Straddling the same folk/rock divide as Jake Bugg, Newton Faulkner was also a young singer/songwriter of great promise when his first album, Hand Built By Robots topped the chart in 2007. Faulkner's third album, Write It On Your Skin, was also a No.1 and his first four albums all made the Top 10 – a sequence which came to a sudden end when his fifth album Human Love debuted and peaked at No.41 on sales of 4,832 copies in 2015. Faulkner's sixth album Hit The Ground Running – his first for his own Battenburg label – makes a much higher debut (No.13) but delivers his lowest first week sales of 4,206 copies.
Containing their previously unreleased cover of David Bowie's Heroes – recorded just weeks before frontman Lemmy's 2015 death – Under Cover collects together Motorhead's recordings of fellow rockers' material and becomes their 22nd chart entry, debuting at No.19 (3,319 sales).
Six years after Belfast/London dance/electronic duo Bicep released the first of more than 20 singles and EPs they finally flex their album muscle, with their eponymous debut set – comprising a dozen tracks, all with single word titles – debuting at No.20 (3,245 sales).
Starsailor hit the ground running with their first two albums - Love Is Here and Silence Is Easy both opening at No.2 on bumper sales of 58,424 and 54,296 respectively in 2001 and 2003. Two subsequent albums fell short of the Top 10, most recently in 2009, but the Wigan quartet – whose line-up has remained unchanged – finally got round to releasing fifth album, All This Life, which debuts this week at No.23 (2,937 sales).

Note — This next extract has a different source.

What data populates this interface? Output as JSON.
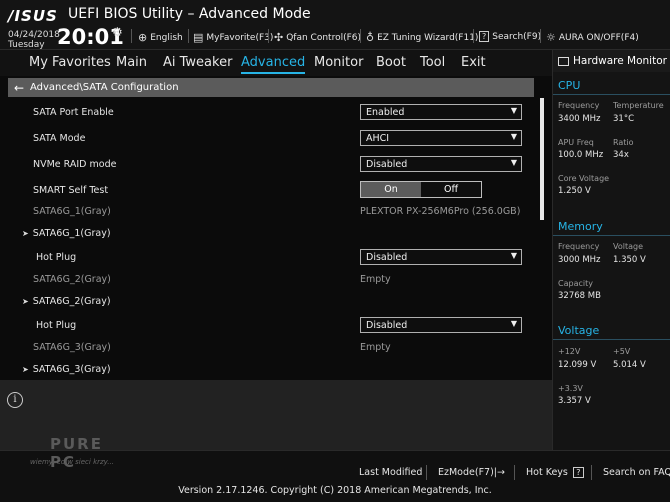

Also new to the chart: Greatest Hits Live (No.34, 2,309 sales) by Steve Winwood, Medusa (No.56, 1,783 sales) by Paradise Lost, We're All In This Together (No.62, 1,656 sales) by Walter Trout and Brave (No.73, 1,498 sales) by Britain's Got Talent star Beau Dermott, who turns 14 next month.

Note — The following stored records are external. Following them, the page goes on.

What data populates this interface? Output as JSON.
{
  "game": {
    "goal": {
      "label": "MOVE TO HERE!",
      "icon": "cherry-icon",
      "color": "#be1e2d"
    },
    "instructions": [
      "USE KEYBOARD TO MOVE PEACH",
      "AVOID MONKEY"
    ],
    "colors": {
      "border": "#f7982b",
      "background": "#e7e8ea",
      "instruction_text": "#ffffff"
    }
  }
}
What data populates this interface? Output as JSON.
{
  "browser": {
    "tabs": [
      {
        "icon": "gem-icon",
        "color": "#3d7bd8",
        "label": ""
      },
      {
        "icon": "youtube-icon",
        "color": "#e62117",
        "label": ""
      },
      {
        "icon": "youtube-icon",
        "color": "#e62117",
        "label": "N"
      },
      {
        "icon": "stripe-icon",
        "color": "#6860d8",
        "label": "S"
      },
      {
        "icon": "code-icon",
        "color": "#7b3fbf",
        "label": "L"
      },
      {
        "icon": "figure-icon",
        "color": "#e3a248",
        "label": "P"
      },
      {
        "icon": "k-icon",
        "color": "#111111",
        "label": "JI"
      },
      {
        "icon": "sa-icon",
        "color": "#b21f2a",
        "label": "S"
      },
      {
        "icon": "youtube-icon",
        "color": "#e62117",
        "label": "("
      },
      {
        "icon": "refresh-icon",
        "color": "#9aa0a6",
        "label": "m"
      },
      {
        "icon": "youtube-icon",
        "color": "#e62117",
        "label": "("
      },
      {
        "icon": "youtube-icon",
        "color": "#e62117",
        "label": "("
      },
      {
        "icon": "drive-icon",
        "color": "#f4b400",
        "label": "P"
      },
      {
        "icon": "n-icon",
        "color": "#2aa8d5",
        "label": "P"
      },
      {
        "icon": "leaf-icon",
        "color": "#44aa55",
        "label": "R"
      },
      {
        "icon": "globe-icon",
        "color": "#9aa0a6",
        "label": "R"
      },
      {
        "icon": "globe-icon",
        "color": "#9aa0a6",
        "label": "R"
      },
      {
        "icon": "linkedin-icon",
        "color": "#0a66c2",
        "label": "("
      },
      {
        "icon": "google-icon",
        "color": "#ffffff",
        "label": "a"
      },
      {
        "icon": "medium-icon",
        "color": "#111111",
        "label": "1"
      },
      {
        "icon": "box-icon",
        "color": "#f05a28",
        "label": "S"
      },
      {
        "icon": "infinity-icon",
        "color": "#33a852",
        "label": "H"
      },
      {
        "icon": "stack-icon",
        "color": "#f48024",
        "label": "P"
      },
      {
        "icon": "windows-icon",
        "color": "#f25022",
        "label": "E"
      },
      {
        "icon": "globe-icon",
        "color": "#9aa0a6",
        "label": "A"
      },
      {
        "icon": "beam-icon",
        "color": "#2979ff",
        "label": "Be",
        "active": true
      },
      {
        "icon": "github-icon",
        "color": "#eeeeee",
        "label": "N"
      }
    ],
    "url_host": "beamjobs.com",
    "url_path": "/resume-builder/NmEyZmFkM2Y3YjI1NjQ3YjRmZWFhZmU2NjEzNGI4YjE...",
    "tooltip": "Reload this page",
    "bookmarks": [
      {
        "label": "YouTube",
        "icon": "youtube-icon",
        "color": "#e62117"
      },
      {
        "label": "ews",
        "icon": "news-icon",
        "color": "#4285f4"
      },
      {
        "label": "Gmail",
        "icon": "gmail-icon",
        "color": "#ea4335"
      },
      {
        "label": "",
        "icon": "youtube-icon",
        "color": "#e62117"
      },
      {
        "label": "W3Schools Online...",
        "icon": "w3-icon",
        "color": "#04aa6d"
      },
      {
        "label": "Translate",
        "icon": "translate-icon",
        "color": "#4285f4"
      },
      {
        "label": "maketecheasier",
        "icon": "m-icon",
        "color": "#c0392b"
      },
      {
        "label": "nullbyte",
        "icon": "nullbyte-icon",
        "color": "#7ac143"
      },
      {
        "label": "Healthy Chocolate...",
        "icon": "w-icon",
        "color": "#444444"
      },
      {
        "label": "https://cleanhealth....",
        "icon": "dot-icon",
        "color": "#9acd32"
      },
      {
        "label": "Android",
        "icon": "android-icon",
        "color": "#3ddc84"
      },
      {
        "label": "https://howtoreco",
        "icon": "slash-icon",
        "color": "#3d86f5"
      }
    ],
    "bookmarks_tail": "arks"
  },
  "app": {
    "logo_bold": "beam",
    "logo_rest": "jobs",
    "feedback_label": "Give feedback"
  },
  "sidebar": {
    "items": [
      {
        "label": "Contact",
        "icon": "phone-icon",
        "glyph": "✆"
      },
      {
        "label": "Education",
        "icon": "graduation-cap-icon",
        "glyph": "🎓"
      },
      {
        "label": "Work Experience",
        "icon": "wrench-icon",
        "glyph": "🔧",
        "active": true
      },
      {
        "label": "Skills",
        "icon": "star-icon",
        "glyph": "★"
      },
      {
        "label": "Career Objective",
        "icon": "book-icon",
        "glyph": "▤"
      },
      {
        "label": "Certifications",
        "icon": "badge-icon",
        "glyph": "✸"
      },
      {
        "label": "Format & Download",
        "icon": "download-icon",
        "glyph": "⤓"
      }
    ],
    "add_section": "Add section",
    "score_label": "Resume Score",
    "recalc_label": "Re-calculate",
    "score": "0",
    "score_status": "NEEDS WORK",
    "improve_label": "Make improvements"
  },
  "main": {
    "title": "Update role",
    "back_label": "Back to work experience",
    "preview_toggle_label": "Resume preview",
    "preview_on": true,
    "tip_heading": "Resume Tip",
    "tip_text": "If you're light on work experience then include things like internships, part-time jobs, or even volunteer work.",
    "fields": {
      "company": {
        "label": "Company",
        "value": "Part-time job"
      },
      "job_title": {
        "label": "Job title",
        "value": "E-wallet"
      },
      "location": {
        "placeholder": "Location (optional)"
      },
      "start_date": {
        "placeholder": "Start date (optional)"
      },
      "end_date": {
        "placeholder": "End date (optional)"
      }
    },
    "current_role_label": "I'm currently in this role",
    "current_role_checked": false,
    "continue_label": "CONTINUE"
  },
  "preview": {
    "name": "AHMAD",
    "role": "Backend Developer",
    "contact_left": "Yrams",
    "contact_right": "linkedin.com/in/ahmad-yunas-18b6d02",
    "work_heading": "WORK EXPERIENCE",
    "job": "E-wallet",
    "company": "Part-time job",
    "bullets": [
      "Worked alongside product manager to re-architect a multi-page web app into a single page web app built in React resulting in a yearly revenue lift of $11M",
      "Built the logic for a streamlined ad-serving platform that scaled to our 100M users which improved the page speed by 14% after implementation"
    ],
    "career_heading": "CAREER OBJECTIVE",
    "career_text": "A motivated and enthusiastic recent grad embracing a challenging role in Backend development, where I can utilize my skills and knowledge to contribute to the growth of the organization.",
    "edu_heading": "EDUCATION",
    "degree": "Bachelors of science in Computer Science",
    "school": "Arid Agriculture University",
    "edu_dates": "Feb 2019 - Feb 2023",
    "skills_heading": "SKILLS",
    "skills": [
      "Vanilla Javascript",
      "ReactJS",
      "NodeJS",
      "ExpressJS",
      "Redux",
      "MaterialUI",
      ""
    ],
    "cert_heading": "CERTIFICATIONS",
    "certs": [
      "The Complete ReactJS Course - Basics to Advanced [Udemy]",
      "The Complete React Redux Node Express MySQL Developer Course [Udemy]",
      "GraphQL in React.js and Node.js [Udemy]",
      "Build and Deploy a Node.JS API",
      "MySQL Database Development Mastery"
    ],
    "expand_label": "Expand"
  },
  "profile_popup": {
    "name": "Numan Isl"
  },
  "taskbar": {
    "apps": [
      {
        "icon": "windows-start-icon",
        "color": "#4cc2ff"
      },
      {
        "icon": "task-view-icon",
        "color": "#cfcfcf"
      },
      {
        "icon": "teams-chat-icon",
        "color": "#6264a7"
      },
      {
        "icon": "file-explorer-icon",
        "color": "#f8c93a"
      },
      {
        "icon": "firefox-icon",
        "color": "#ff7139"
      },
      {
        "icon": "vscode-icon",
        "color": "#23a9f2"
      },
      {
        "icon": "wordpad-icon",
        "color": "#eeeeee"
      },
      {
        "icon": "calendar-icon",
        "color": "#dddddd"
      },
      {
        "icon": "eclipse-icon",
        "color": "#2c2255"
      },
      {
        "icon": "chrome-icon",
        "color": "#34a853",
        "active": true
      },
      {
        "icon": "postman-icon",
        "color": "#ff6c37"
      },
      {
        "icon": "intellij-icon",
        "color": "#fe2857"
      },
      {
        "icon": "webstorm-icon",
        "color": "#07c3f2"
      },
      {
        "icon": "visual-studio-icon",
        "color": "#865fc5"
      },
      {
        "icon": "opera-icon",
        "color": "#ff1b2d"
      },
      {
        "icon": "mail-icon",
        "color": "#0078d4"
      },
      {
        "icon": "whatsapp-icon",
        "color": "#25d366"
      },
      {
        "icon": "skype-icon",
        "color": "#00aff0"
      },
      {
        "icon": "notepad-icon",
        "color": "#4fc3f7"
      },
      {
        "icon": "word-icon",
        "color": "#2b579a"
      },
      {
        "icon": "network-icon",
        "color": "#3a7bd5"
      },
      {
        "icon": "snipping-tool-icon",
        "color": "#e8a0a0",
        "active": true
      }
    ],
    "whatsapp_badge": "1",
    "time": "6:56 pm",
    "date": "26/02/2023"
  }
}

It is 20 years to the month since the release of The Verve's third album Urban Hymns. Home to three of the band's four Top 10 hits – Bitter Sweet Symphony (No.2), The Drugs Don't Work (No.1) and Lucky Man (No.7) – the album exploded out of the box with first-week sales of 250,054 and went on to become one of the 20 biggest selling studio albums of all time in the UK. To mark its birthday, the album has just been released in a selection of expanded editions, and returns to the Top 75 for the first time in nine years, re-entering at No.33 on sales of 2.349 copies, while raising its cumulative tally to 3,315,950.
Harry Styles' eponymous debut solo album jumps 67-29 (2,552 sales) after his appearance on the Jonathan Ross Show on ITV.
Now That's What I Call Music! 97 tops the compilation chart for the seventh straight week on sales of 18,641 copies.
Overall album sales are up 1.77% week-on-week at 1,575,938, 5.76% above same week 2016 sales of 1,490,117. Streaming accounted for 763,267 sales – a record 48.43% of the total. Sales of paid-for albums are down 0.52% week-on-week at 812,671, 15.31% below same week 2016 sales of 959,565. It is their lowest level since Millward Brown started compiling market data for OCC in 1994.